Back in May, we told you that the the American Red Cross (ARC) and National Weather Service (NWS) had agreed to disagree on the recommended action of last resort when confronted by an approaching tornado while in a vehicle. The long-standing advice of both agencies had been to abandon the vehicle and lie flat in a ditch with hands covering your head. In early May, however, the ARC, citing recent research, changed its advice, recommending instead to remain in the vehicle with seat belt fastened and head covered.
At the time, the NWS and ARC issued a joint statement that indicated the NWS was not ready to deviate from its traditional advice to abandon an automobile if faced with a tornado, but that the NWS and ARC would jointly review the relevant tornado safety research.
That review apparently complete, the NWS and ARC have released a new joint statement.
Keep reading to find out what the NWS and ARC now recommend...
In the statement, the NWS and ARC conclude that it doesn't really make much difference whether you remain in or abandon the vehicle.

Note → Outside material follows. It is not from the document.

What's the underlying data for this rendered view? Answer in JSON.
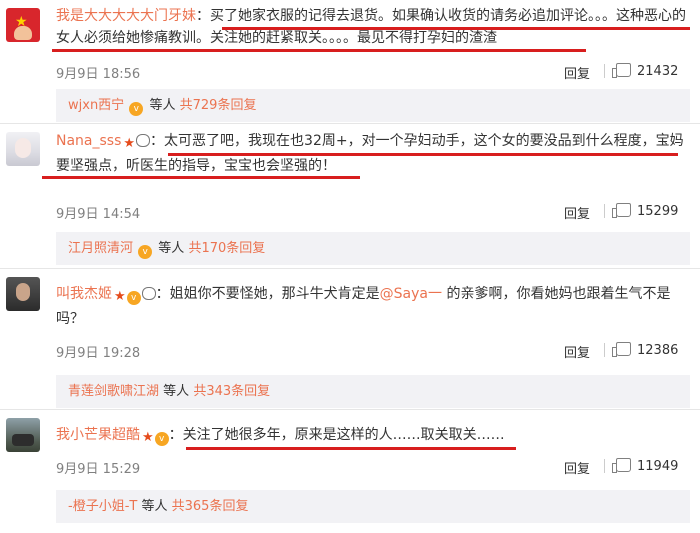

Both are last resorts "... that provide little protection" and "your choice should be driven by your specific circumstances."

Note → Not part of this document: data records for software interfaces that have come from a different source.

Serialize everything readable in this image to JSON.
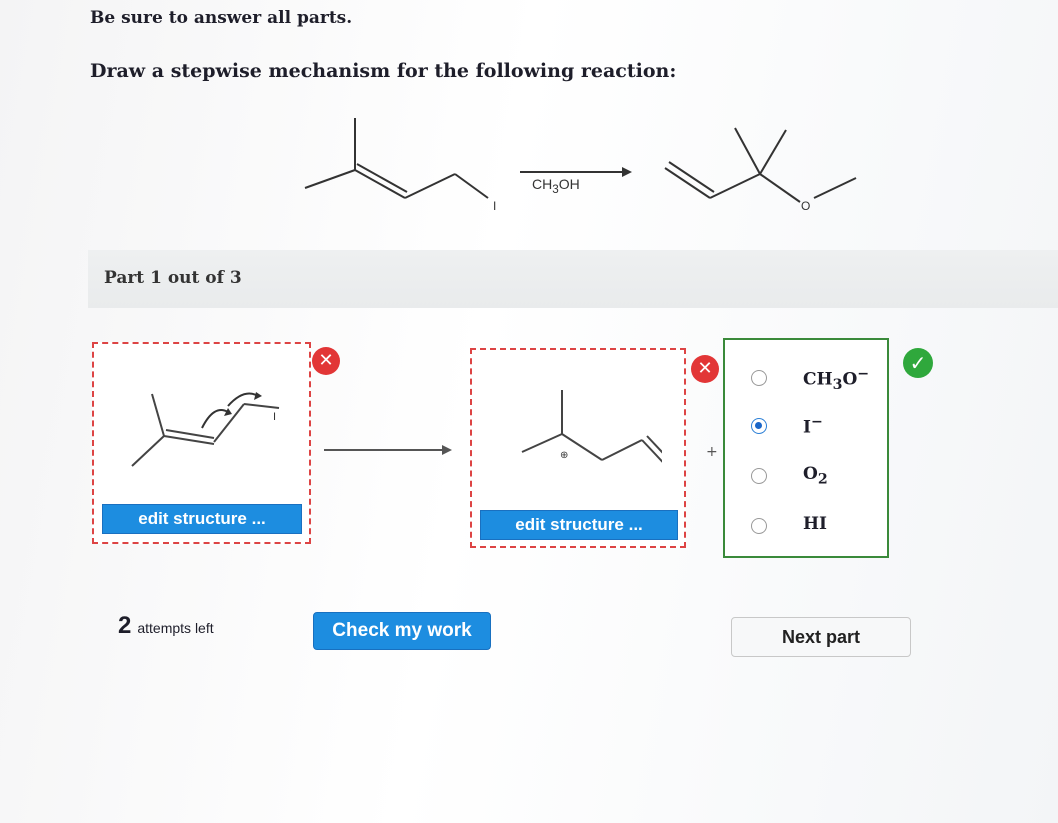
{
  "instructions": {
    "line1": "Be sure to answer all parts.",
    "line2": "Draw a stepwise mechanism for the following reaction:"
  },
  "reaction": {
    "reagent": "CH3OH",
    "reagent_main": "CH",
    "reagent_sub": "3",
    "reagent_tail": "OH",
    "leaving_group_label": "I",
    "product_oxygen_label": "O"
  },
  "part": {
    "label": "Part 1 out of 3"
  },
  "workspace": {
    "left_box": {
      "edit_label": "edit structure ...",
      "status": "incorrect",
      "leaving_group_label": "I"
    },
    "middle_box": {
      "edit_label": "edit structure ...",
      "status": "incorrect",
      "charge_label": "⊕"
    },
    "plus_sign": "+",
    "options": [
      {
        "main": "CH",
        "sub": "3",
        "tail": "O",
        "sup": "−",
        "selected": false
      },
      {
        "main": "I",
        "sub": "",
        "tail": "",
        "sup": "−",
        "selected": true
      },
      {
        "main": "O",
        "sub": "2",
        "tail": "",
        "sup": "",
        "selected": false
      },
      {
        "main": "HI",
        "sub": "",
        "tail": "",
        "sup": "",
        "selected": false
      }
    ],
    "options_status": "correct"
  },
  "footer": {
    "attempts_number": "2",
    "attempts_text": "attempts left",
    "check_button": "Check my work",
    "next_button": "Next part"
  },
  "colors": {
    "accent_blue": "#1d8de0",
    "error_red": "#e23636",
    "success_green": "#2fa83c"
  },
  "icons": {
    "incorrect": "x-mark-icon",
    "correct": "check-mark-icon"
  }
}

In other words, pick your poison.
It's unclear whether this conclusion reflects any new science or just a statement of the obvious. Of course, as the statement points out, "The safest place to be is in an underground shelter, basement or safe room."
At the end of our earlier post on the subject, we asked what you would do if a tornado was bearing down on your car and there wasn't enough time to get to shelter. 70 percent of respondents said they would stay in the car.